Heublein purchased Hamm's Brewery in 1968, selling it to Olympia Brewing Company in the 1970s.

It also made many acquisitions outside of the liquor market, acquiring Grey Poupon in 1936, Kentucky Fried Chicken in 1971, and Hart's Bakeries in 1972. In 1969, Heublein purchased a majority stake in United Vintners, which owned Inglenook, for $100 million. That same year, Heublein also purchased Beaulieu Vineyards for $8.5 million.[5] These acquisitions gave Heublein one of the largest winemaking operations in the United States.


Acquisition and Selloff[edit]

In 1982, the R. J. Reynolds Tobacco Company acquired Heublein Inc. for $1.4 billion. In the corporate reorganizations that followed the merger of R.J. Reynolds and Nabisco, the resulting corporation, RJR Nabisco, began selling off many of Heublein's assets.

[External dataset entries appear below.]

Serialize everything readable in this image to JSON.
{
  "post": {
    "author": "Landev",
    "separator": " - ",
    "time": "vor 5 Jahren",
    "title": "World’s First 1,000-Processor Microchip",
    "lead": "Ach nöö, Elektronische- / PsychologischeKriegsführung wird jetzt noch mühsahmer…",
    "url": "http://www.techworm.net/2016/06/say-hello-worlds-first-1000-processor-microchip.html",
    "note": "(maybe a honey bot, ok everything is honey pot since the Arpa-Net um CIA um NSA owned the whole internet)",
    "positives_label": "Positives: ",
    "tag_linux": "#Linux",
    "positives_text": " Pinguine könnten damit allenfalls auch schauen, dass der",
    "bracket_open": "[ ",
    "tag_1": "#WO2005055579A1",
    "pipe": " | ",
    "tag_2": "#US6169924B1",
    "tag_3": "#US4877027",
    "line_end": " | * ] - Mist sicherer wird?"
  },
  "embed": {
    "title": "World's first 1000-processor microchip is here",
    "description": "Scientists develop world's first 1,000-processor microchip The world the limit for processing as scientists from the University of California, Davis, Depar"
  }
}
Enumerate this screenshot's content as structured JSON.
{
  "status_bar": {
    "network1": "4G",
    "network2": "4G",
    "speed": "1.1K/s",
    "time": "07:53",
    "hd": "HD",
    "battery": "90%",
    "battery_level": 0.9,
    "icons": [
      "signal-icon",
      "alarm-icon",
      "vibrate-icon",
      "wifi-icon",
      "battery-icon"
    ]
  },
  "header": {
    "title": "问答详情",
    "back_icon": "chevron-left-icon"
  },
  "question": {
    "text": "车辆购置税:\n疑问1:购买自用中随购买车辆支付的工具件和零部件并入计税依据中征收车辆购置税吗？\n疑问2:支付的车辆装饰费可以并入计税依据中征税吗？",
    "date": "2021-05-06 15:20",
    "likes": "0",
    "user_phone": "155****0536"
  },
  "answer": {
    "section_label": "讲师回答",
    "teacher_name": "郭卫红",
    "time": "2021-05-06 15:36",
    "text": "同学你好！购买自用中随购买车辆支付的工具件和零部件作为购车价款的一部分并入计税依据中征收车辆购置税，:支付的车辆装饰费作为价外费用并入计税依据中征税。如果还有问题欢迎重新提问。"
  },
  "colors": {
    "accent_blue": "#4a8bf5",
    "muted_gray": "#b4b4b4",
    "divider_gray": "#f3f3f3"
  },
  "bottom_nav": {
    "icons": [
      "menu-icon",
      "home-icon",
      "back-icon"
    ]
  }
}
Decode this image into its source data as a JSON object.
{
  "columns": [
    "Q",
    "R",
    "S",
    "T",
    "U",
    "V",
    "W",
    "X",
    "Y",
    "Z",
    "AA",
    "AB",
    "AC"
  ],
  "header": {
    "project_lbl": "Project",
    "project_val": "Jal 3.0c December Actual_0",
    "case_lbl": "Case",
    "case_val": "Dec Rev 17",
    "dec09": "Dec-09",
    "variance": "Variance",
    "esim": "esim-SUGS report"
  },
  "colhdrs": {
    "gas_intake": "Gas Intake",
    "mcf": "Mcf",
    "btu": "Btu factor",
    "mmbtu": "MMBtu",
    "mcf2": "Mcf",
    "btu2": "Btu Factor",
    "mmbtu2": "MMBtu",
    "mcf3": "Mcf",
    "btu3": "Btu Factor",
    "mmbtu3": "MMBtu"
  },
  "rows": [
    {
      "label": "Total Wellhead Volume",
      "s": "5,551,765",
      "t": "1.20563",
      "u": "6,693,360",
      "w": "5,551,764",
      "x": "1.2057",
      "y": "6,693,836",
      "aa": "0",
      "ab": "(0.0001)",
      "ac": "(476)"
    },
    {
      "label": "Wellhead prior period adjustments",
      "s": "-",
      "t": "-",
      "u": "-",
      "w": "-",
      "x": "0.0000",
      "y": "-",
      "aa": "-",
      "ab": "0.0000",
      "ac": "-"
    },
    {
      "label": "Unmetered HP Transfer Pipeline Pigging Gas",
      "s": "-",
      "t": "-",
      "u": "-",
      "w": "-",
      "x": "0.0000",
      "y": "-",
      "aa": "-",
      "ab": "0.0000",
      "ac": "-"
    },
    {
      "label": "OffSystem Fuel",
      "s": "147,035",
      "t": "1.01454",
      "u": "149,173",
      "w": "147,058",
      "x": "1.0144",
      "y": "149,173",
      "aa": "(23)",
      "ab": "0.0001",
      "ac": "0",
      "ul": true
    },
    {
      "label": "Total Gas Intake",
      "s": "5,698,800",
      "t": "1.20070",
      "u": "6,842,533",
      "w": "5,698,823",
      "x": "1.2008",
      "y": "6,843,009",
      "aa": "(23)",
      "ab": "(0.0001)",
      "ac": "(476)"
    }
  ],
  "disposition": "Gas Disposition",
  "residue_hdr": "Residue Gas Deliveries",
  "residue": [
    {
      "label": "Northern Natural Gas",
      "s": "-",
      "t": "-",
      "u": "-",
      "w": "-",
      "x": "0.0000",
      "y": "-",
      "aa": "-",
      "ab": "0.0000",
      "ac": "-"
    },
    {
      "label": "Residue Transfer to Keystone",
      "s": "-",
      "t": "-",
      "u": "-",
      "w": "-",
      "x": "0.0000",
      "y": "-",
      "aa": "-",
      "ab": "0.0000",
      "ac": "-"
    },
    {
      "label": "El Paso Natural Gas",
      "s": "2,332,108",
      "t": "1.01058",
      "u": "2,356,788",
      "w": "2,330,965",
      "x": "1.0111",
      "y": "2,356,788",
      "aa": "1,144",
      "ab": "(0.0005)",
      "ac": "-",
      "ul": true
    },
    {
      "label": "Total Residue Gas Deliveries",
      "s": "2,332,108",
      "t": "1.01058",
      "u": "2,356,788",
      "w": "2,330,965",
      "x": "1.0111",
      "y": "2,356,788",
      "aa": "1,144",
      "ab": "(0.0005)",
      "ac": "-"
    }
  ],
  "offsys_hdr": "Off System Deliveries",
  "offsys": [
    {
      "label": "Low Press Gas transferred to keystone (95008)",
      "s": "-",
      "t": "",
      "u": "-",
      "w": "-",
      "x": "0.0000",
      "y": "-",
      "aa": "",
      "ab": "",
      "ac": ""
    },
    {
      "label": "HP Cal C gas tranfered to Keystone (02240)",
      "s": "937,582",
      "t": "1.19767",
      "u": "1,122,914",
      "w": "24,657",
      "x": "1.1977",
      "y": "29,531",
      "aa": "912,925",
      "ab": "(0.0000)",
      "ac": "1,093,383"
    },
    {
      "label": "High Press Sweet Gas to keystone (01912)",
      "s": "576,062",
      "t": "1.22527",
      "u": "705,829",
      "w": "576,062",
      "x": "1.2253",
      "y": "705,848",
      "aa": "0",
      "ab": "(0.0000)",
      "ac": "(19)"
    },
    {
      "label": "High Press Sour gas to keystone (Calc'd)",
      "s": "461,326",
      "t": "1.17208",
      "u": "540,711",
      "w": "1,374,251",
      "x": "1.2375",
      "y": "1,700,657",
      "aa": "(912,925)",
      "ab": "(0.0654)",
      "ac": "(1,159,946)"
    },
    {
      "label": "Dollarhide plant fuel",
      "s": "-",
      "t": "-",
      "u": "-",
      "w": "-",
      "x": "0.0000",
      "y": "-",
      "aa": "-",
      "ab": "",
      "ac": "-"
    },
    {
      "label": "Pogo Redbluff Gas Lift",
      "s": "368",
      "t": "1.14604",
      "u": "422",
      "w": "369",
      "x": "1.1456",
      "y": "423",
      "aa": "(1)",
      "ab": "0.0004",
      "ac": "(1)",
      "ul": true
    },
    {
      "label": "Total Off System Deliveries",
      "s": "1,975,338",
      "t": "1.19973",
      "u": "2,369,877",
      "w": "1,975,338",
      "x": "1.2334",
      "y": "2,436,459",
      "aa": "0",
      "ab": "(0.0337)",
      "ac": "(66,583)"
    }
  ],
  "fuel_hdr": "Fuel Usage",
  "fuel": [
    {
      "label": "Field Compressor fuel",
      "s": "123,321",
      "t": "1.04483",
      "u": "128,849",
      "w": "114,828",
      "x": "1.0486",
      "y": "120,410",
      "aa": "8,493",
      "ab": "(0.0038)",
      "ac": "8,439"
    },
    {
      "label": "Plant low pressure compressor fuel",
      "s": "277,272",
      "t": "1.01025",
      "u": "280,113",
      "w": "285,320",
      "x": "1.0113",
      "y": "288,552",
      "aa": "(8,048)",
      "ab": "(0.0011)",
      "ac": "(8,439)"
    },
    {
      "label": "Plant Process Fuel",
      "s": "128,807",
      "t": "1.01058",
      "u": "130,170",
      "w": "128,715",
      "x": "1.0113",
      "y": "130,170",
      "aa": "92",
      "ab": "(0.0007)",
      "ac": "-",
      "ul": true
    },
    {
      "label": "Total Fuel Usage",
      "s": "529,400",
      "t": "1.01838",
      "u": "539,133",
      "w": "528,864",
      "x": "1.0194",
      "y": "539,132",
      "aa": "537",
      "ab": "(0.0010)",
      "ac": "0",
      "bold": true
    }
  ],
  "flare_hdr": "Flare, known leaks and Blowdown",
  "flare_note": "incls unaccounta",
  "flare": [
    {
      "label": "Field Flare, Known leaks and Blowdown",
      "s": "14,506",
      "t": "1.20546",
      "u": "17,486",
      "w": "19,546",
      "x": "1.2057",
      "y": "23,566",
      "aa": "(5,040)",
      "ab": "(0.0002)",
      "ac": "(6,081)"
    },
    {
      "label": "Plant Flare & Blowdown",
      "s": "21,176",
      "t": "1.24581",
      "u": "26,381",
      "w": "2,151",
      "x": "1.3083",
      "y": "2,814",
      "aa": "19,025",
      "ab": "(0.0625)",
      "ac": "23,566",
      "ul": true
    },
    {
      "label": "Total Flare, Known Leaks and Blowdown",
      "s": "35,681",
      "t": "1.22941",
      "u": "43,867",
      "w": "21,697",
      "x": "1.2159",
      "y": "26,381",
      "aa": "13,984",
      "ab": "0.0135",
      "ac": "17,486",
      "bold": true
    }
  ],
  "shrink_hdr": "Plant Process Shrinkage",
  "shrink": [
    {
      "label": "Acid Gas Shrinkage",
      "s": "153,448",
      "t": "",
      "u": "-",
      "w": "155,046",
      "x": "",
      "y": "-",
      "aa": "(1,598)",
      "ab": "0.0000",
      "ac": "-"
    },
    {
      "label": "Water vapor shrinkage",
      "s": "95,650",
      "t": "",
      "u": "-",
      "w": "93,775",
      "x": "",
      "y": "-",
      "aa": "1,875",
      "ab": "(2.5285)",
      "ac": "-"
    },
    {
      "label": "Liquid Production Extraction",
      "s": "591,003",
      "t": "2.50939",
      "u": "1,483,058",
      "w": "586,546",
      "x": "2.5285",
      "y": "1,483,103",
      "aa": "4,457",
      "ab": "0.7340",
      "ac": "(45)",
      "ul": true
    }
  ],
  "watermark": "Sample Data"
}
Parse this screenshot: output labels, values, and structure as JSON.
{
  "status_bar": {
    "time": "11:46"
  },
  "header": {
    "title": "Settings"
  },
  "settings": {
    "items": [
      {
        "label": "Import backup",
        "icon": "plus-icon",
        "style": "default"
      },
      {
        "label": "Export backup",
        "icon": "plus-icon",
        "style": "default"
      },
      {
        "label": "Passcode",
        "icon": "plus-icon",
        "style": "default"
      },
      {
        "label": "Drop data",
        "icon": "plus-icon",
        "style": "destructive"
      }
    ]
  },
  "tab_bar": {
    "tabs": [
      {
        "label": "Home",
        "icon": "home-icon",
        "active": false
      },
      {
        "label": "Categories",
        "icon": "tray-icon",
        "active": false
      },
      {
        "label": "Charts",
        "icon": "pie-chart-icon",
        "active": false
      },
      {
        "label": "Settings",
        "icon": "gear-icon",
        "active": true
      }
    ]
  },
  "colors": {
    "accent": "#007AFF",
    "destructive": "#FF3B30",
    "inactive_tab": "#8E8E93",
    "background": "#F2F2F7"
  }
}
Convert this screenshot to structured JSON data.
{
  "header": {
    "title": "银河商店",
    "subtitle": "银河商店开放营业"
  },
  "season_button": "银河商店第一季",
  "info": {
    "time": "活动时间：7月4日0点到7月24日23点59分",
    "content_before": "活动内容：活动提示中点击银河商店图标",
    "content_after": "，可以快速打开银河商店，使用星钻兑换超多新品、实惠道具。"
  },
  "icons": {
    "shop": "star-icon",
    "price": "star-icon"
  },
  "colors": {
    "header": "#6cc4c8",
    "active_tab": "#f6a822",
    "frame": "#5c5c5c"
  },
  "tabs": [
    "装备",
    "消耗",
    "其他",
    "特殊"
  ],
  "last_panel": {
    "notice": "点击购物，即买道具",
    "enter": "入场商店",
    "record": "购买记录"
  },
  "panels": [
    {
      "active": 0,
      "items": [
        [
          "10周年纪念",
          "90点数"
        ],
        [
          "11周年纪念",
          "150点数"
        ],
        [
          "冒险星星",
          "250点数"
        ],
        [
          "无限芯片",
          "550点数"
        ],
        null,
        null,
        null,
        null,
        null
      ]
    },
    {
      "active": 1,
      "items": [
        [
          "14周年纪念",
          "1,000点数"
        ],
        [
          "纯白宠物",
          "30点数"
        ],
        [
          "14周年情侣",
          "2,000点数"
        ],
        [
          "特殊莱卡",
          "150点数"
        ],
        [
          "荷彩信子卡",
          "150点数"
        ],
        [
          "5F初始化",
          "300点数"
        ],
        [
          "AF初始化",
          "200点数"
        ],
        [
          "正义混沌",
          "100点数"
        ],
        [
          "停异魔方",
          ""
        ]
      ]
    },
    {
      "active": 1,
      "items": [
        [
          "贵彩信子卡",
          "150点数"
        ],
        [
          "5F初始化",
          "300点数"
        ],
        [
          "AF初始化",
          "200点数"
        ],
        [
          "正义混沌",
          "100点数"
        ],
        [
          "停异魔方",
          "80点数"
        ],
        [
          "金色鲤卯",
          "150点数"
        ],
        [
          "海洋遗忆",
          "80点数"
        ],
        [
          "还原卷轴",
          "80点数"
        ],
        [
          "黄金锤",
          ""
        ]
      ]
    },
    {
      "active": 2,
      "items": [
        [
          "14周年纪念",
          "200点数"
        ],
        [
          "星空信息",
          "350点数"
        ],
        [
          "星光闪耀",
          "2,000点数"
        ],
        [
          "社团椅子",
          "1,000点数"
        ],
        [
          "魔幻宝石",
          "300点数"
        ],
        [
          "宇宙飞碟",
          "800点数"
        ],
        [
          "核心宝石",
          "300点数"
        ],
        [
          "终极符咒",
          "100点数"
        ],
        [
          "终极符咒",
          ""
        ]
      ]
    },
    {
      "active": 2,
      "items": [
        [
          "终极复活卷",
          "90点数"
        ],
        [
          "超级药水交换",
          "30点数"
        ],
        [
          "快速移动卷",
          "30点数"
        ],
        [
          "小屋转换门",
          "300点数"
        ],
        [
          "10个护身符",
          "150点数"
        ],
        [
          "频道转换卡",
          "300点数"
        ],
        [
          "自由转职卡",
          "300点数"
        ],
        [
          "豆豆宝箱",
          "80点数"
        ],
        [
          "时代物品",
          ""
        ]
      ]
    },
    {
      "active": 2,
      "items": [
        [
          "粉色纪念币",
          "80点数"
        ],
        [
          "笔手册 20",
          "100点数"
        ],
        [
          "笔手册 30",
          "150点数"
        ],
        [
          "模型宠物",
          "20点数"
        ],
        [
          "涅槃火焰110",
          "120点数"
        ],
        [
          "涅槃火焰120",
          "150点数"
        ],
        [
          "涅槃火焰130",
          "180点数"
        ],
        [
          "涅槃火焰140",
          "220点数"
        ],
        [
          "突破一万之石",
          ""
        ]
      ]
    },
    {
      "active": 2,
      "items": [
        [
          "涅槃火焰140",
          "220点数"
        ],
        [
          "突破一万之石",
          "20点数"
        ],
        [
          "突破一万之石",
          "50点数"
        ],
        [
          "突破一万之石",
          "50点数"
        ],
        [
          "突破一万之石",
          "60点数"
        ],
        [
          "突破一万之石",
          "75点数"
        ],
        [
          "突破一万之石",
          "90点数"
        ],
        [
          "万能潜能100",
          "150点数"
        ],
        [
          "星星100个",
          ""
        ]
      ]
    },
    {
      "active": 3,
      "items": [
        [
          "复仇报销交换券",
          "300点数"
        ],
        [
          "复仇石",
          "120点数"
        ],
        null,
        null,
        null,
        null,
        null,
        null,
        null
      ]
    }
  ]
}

RJR Nabisco sold Kentucky Fried Chicken to Pepsico in 1986 and sold the Heublein division and its alcoholic beverage brands to Grand Metropolitan in 1987.[6] In 1995, RJ Reynolds sold the Ortega Mexican foods product line.

Notes[edit]

  1. ^ The Connecticut Governor's Foot Guard is a unit in the Connecticut state militia, originally charged with guarding and escorting the Governor of Connecticut.
  2. ^ Some sources have 1895 for the year of acquiring A1 Sauce rights, but 1895 doesn't fit well in the originating Brand & Co. Ltd.'s historical timeline in Britain,[2] and is not supported by advertising collectibles on eBay until 1907. The source of the more likely A1 Sauce license date of 1906[1] describes it not as a license or rights, but that Heublein bought the whole company from England, something easily shown to be untrue by the English company and product's continued exitence until 1959.[2] Heublein kept the product name of Brand's A.1. Sauce into the middle of the 1930s, when the original brand name of Brand's was removed, along with the second of the two now larger dots in A•1•, as it became known as just A•1 Sauce. In the middle of the 1960s, the word "Steak" was inserted, just as the remaining dot was removed. By 1966, it had the almost iconic "A1 Steak Sauce" name that would take it into the 21st century. The 1906 introduction into America, along with minor name changes in the middle of the 1930s and 1960s decades are all well supported by a correlation between dates and the brand name in the advertising itself (not in the seller's loose description) of pertinent advertising collectibles, usually available on the eBay online auction web site.
  3. ^ Some older descriptions of the company claimed Heublein had offices in London, UK and Frankfurt, Germany as soon as they incorporated, but there seems to be no reliable source indication or advertising evidence of this. The First World War had already been raging in Europe for eighteen months by the time of incorporation, and with its immediate aftermath establishing a new business market in Europe was impossible for the rest of the 1910s decade, as Europe's needs went beyond American condiment offices. In the 1920s, Heublein could only sell A1 Sauce, and for that they only held the US rights. It seems unlikely that they could get or would need a London and Frankfurt office until the repeal of Prohibition in 1933 at the earliest.

References[edit]

  1. ^ a b c "Heublein, Inc.". International Directory of Company Histories.1988. Encyclopedia.com. Retrieved 7 November 2013. 
  2. ^ a b c "Brand & Co - Historical Timeline)". Grace's Guide to British Industrial History. Grace's Guide Online Library, Oxford, UK. Retrieved 8 November 2013. 
  3. ^ Blue, Anthony (2004). The Complete Book of Spirits: A Guide to Their History, Production, and Enjoyment. HarperCollins. p. 336. ISBN 978-0-06-054218-4. 
  4. ^ "Modern Living: Cows with a Kick". Time. 1976-04-19. 
  5. ^ Steven Kolpan (1999). A Sense Of Place. Psychology Press. p. 97. 
  6. ^ Hicks, Jonathan (1987-01-17). "Grand met to buy nabisco's heublein". New York Times. Retrieved 2009-06-19.